Answer: This depends by what you mean by the word exit. Here's a short list of the different ways I normally quit or exit a vi/vim editor session.

vi exit - no changes made to your file (vim quit command)

If you haven't made any changes to your file you can just quit your vi (or vim) editing session like this:

[toc hidden:1]

vim editor: How do I enable and disable vim syntax highlighting?

vim editor syntax faq: How do I turn on (enable) or turn off (disable) vim syntax highlighting?

Short answer

Turning on syntax highlighting in your vim editor is usually fairly simple; you just need to issue a syntax on command, either in your current editor session, or in your vimrc configuration file. Here are a couple of quick examples.

vi end of line command

vi (vim) line navigation FAQ: What is the vi command to move to the end of the current line? (How do I move to the end of the current line in vim?)

Short answer: When in vi/vim command mode, use the "$" character to move to the end of the current line.

Other vi/vim line related commands

While I'm in the vi line neighborhood, here's a longer answer, with a list of "vi/vim go to line" commands:

How to undo and redo changes in vi/vim

vi/vim editor FAQ: How do I undo and redo changes in the vi and vim editors?


The solutions are:

  • Undo changes in vim with the u command in command mode
  • redo changes using the [Ctrl][r] keystroke

See below for more details.

vim undo (how to undo a change in vi/vim)

You “undo” changes in vi and vim with the undo command, which is the u key when you are in vim command mode.
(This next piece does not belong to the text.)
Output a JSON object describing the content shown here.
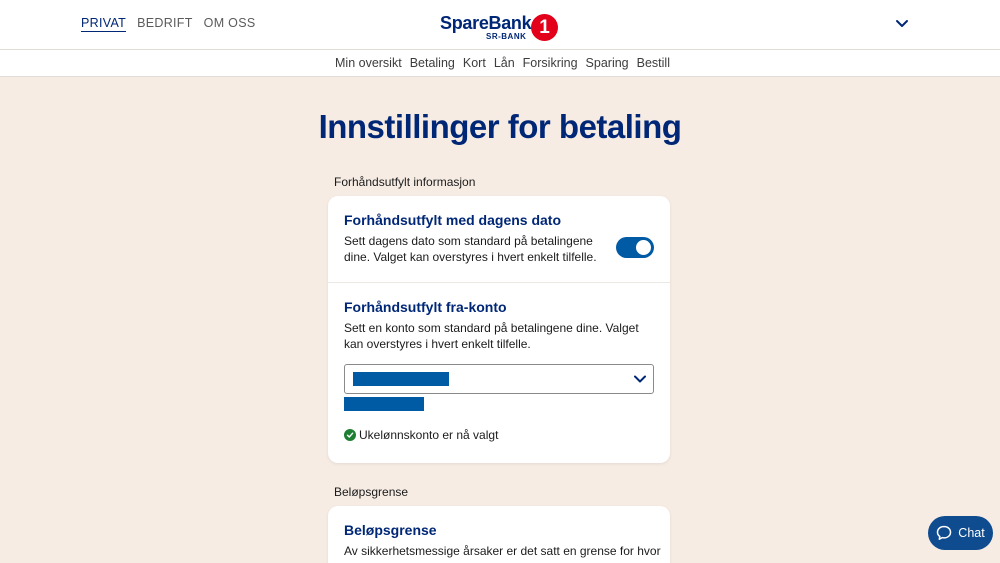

For instance, if you start with this text in your editor:

vi/vim line wrap command

Some times when you're editing a file with really long lines it's easier to work with the file if the lines don't wrap on screen. That's usually when I use the "no wrap" feature of the vi (or vim) editor.

If you don't want the lines to wrap in vi just type this command:

:set nowrap

That command tells vi not to wrap the lines. The result is that any line that was wrapped before will now scroll off the screen to the right. If you want to return it to the default wrapping mode just type this command: